The LRC’s sexual harassment policy for non-partisan staffers is very clear. If a staff member has a complaint, they can take it to their direct supervisor, who is then required to notify the human resources director of the LRC. If the person filing the complaint doesn’t feel comfortable taking it to their supervisor, they can take it to the second in command. If the person who files the complaint is not satisfied with the results of the investigation, they can appeal to the director of the LRC.
Brian Wilkerson, spokesman for House Democratic leaders, said the policy for House Democratic Caucus staffers is to report allegations of harassment to the caucus’ chief of staff. From there, the chief of staff may let one or more members of caucus leadership know about the claim and investigate it following guidelines laid out in the LRC’s personnel policy.
In the Senate Republican Caucus, partisan staffers have the same harassment policy as non-partisan LRC workers and are free “to go directly to the LRC” with their complaint, according to David Fleenor, the general counsel for Senate Republican leadership.
Senate Minority Leader Ray Jones, R-Pikeville, did not respond to questions from the Herald-Leader about the sexual harassment policies of Senate Democrats.
There’s also uncertainty over how a complaint by a partisan staffer should be handled if it involves a member of the General Assembly.
If such a complaint is made by a non-partisan staffer, LRC policy dictates that the complaint will be investigated by the LRC’s assistant director for human resources and professional development.
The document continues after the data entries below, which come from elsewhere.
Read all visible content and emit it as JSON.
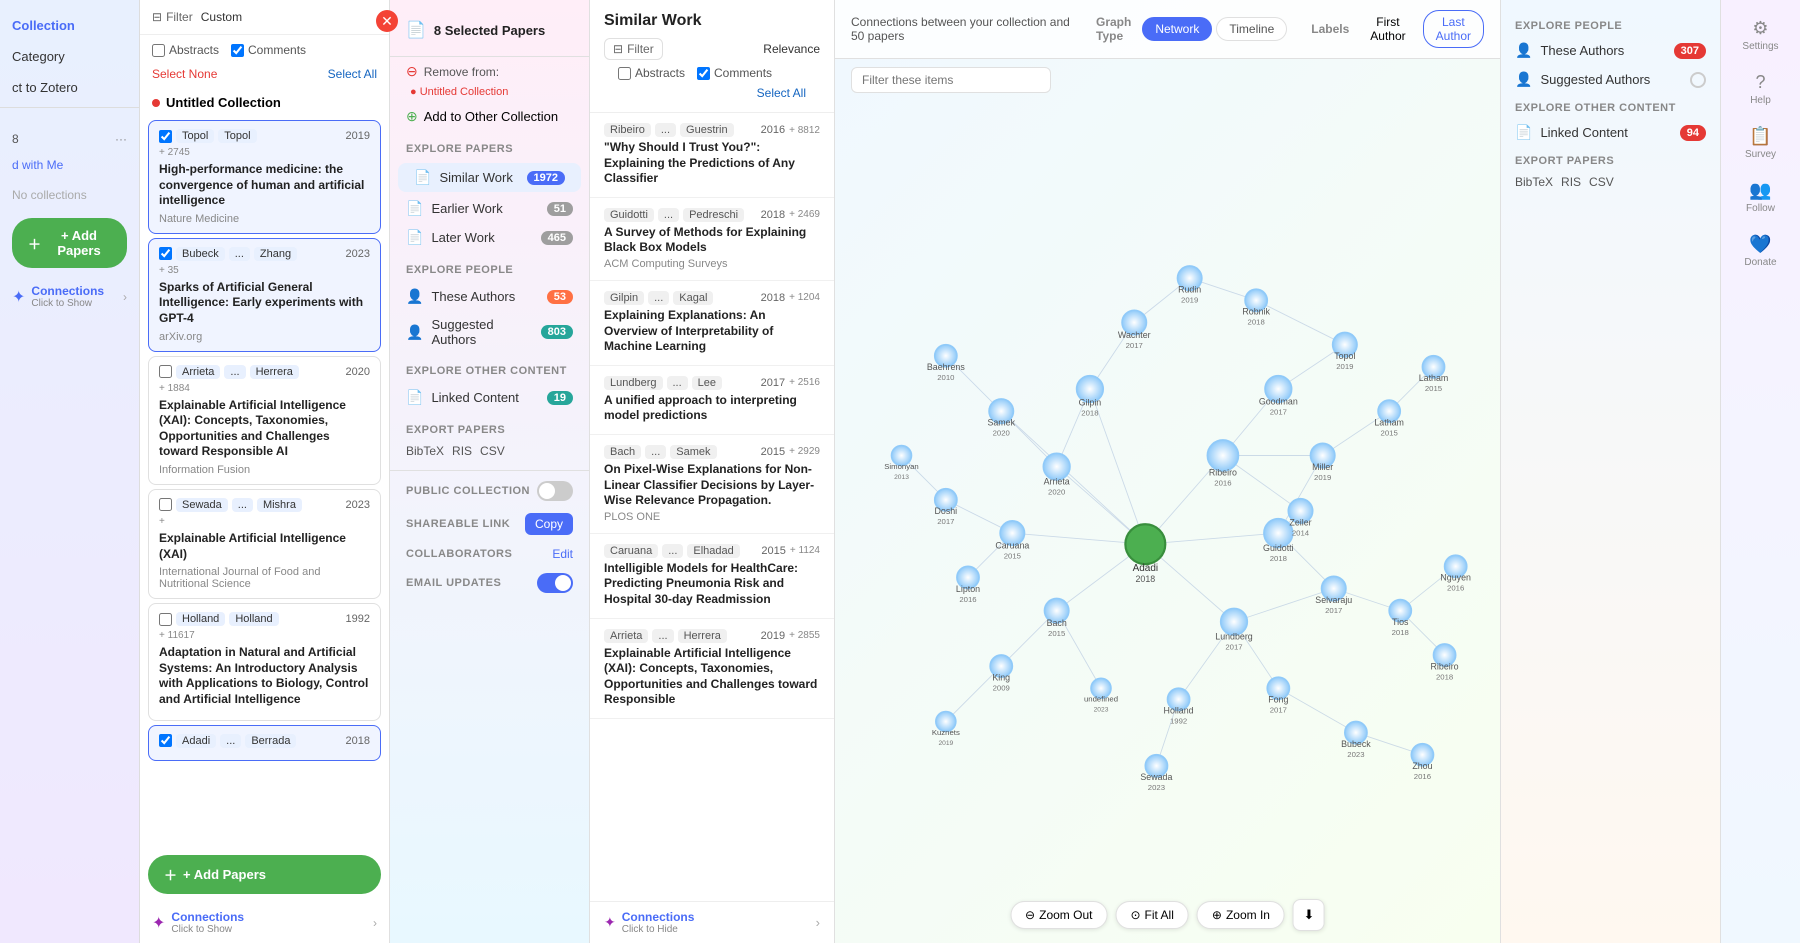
{
  "leftSidebar": {
    "items": [
      {
        "label": "Collection",
        "active": true
      },
      {
        "label": "Category"
      },
      {
        "label": "ct to Zotero"
      }
    ],
    "collection": {
      "name": "Untitled Collection",
      "badge": "8",
      "sharedWith": "d with Me",
      "noCollections": "No collections"
    },
    "addPapersBtn": "+ Add Papers",
    "connections": {
      "label": "Connections",
      "sub": "Click to Show"
    }
  },
  "filterPanel": {
    "filterLabel": "Filter",
    "customLabel": "Custom",
    "abstractsLabel": "Abstracts",
    "commentsLabel": "Comments",
    "selectNone": "Select None",
    "selectAll": "Select All",
    "collectionName": "Untitled Collection"
  },
  "papers": [
    {
      "authors": [
        "Topol",
        "Topol"
      ],
      "year": "2019",
      "citations": "+ 2745",
      "title": "High-performance medicine: the convergence of human and artificial intelligence",
      "journal": "Nature Medicine",
      "selected": true
    },
    {
      "authors": [
        "Bubeck",
        "...",
        "Zhang"
      ],
      "year": "2023",
      "citations": "+ 35",
      "title": "Sparks of Artificial General Intelligence: Early experiments with GPT-4",
      "journal": "arXiv.org",
      "selected": true
    },
    {
      "authors": [
        "Arrieta",
        "...",
        "Herrera"
      ],
      "year": "2020",
      "citations": "+ 1884",
      "title": "Explainable Artificial Intelligence (XAI): Concepts, Taxonomies, Opportunities and Challenges toward Responsible AI",
      "journal": "Information Fusion",
      "selected": false
    },
    {
      "authors": [
        "Sewada",
        "...",
        "Mishra"
      ],
      "year": "2023",
      "citations": "+",
      "title": "Explainable Artificial Intelligence (XAI)",
      "journal": "International Journal of Food and Nutritional Science",
      "selected": false
    },
    {
      "authors": [
        "Holland",
        "Holland"
      ],
      "year": "1992",
      "citations": "+ 11617",
      "title": "Adaptation in Natural and Artificial Systems: An Introductory Analysis with Applications to Biology, Control and Artificial Intelligence",
      "journal": "",
      "selected": false
    },
    {
      "authors": [
        "Adadi",
        "...",
        "Berrada"
      ],
      "year": "2018",
      "citations": "",
      "title": "",
      "journal": "",
      "selected": true
    }
  ],
  "explorePanel": {
    "selectedPapers": "8 Selected Papers",
    "removeFrom": "Remove from:",
    "removeCollection": "Untitled Collection",
    "addOther": "Add to Other Collection",
    "sections": {
      "explorePapers": "EXPLORE PAPERS",
      "explorePeople": "EXPLORE PEOPLE",
      "exploreOtherContent": "EXPLORE OTHER CONTENT",
      "exportPapers": "EXPORT PAPERS"
    },
    "similarWork": {
      "label": "Similar Work",
      "count": "1972"
    },
    "earlierWork": {
      "label": "Earlier Work",
      "count": "51"
    },
    "laterWork": {
      "label": "Later Work",
      "count": "465"
    },
    "theseAuthors": {
      "label": "These Authors",
      "count": "53"
    },
    "suggestedAuthors": {
      "label": "Suggested Authors",
      "count": "803"
    },
    "linkedContent": {
      "label": "Linked Content",
      "count": "19"
    },
    "export": {
      "bibtex": "BibTeX",
      "ris": "RIS",
      "csv": "CSV"
    },
    "publicCollection": "PUBLIC COLLECTION",
    "shareableLink": "SHAREABLE LINK",
    "collaborators": "COLLABORATORS",
    "emailUpdates": "EMAIL UPDATES",
    "copyBtn": "Copy",
    "editBtn": "Edit"
  },
  "similarPanel": {
    "title": "Similar Work",
    "filterLabel": "Filter",
    "relevanceLabel": "Relevance",
    "abstractsLabel": "Abstracts",
    "commentsLabel": "Comments",
    "selectAll": "Select All",
    "papers": [
      {
        "authors": [
          "Ribeiro",
          "...",
          "Guestrin"
        ],
        "year": "2016",
        "citations": "+ 8812",
        "title": "\"Why Should I Trust You?\": Explaining the Predictions of Any Classifier",
        "journal": ""
      },
      {
        "authors": [
          "Guidotti",
          "...",
          "Pedreschi"
        ],
        "year": "2018",
        "citations": "+ 2469",
        "title": "A Survey of Methods for Explaining Black Box Models",
        "journal": "ACM Computing Surveys"
      },
      {
        "authors": [
          "Gilpin",
          "...",
          "Kagal"
        ],
        "year": "2018",
        "citations": "+ 1204",
        "title": "Explaining Explanations: An Overview of Interpretability of Machine Learning",
        "journal": ""
      },
      {
        "authors": [
          "Lundberg",
          "...",
          "Lee"
        ],
        "year": "2017",
        "citations": "+ 2516",
        "title": "A unified approach to interpreting model predictions",
        "journal": ""
      },
      {
        "authors": [
          "Bach",
          "...",
          "Samek"
        ],
        "year": "2015",
        "citations": "+ 2929",
        "title": "On Pixel-Wise Explanations for Non-Linear Classifier Decisions by Layer-Wise Relevance Propagation.",
        "journal": "PLOS ONE"
      },
      {
        "authors": [
          "Caruana",
          "...",
          "Elhadad"
        ],
        "year": "2015",
        "citations": "+ 1124",
        "title": "Intelligible Models for HealthCare: Predicting Pneumonia Risk and Hospital 30-day Readmission",
        "journal": ""
      },
      {
        "authors": [
          "Arrieta",
          "...",
          "Herrera"
        ],
        "year": "2019",
        "citations": "+ 2855",
        "title": "Explainable Artificial Intelligence (XAI): Concepts, Taxonomies, Opportunities and Challenges toward Responsible",
        "journal": ""
      }
    ],
    "connections": {
      "label": "Connections",
      "sub": "Click to Hide"
    }
  },
  "networkPanel": {
    "info": "Connections between your collection and 50 papers",
    "graphTypeLabel": "Graph Type",
    "labelsLabel": "Labels",
    "graphTypes": [
      "Network",
      "Timeline"
    ],
    "labels": [
      "First Author",
      "Last Author"
    ],
    "activeGraphType": "Network",
    "activeLabel": "Last Author",
    "filterPlaceholder": "Filter these items",
    "controls": {
      "zoomOut": "Zoom Out",
      "fitAll": "Fit All",
      "zoomIn": "Zoom In"
    }
  },
  "rightPanel": {
    "explorePeople": "EXPLORE PEOPLE",
    "exploreOtherContent": "EXPLORE OTHER CONTENT",
    "exportPapers": "EXPORT PAPERS",
    "theseAuthors": {
      "label": "These Authors",
      "count": "307"
    },
    "suggestedAuthors": {
      "label": "Suggested Authors",
      "count": ""
    },
    "linkedContent": {
      "label": "Linked Content",
      "count": "94"
    },
    "export": {
      "bibtex": "BibTeX",
      "ris": "RIS",
      "csv": "CSV"
    },
    "sidebarItems": [
      {
        "label": "Settings",
        "icon": "⚙"
      },
      {
        "label": "Help",
        "icon": "?"
      },
      {
        "label": "Survey",
        "icon": "📋"
      },
      {
        "label": "Follow",
        "icon": "👥"
      },
      {
        "label": "Donate",
        "icon": "💙"
      }
    ]
  }
}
That policy, though, doesn’t apply to all partisan staffers.
When asked why the policy differs for partisan and non-partisan staffers, Weber, the LRC spokesman, said the information was not available to him.
“Regarding your questions, including the most recent one, I’ve provided all the information that’s available to me,” he said.
Eileen Recktenwald, executive director of the Kentucky Association of Sexual Assault Programs, said victims of sexual harassment are often afraid to complain because it may put their job in jeopardy or ruin their chances of professional advancement.
She said the harassment policies for partisan LRC staffers appear inadequate.
“With these policies, they’re really not sure how they can make it stop,” Recktenwald said. “Because that’s what they want: to make it stop and to keep their job.”
Wayne said he is concerned that having different policies for partisan and non-partisan staffers creates the opportunity for abuse of power.
“I think that could offer some loopholes that could be dangerous,” Wayne said. “Especially when leadership tries to give certain spins when there are problems.”
The problem is not unique to Kentucky. In Massachusetts, House Speaker Robert DeLeo has called for a comprehensive review of how the House handles sexual harassment complaints. In California, the legislature hired two outside investigators to examine the culture of sexual harassment in the statehouse.
The National Conference of State Legislatures recommends that legislatures have an “effective preventive program” that “should include an explicit policy against sexual harassment that is clearly and regularly communicated to employees and effectively implemented.”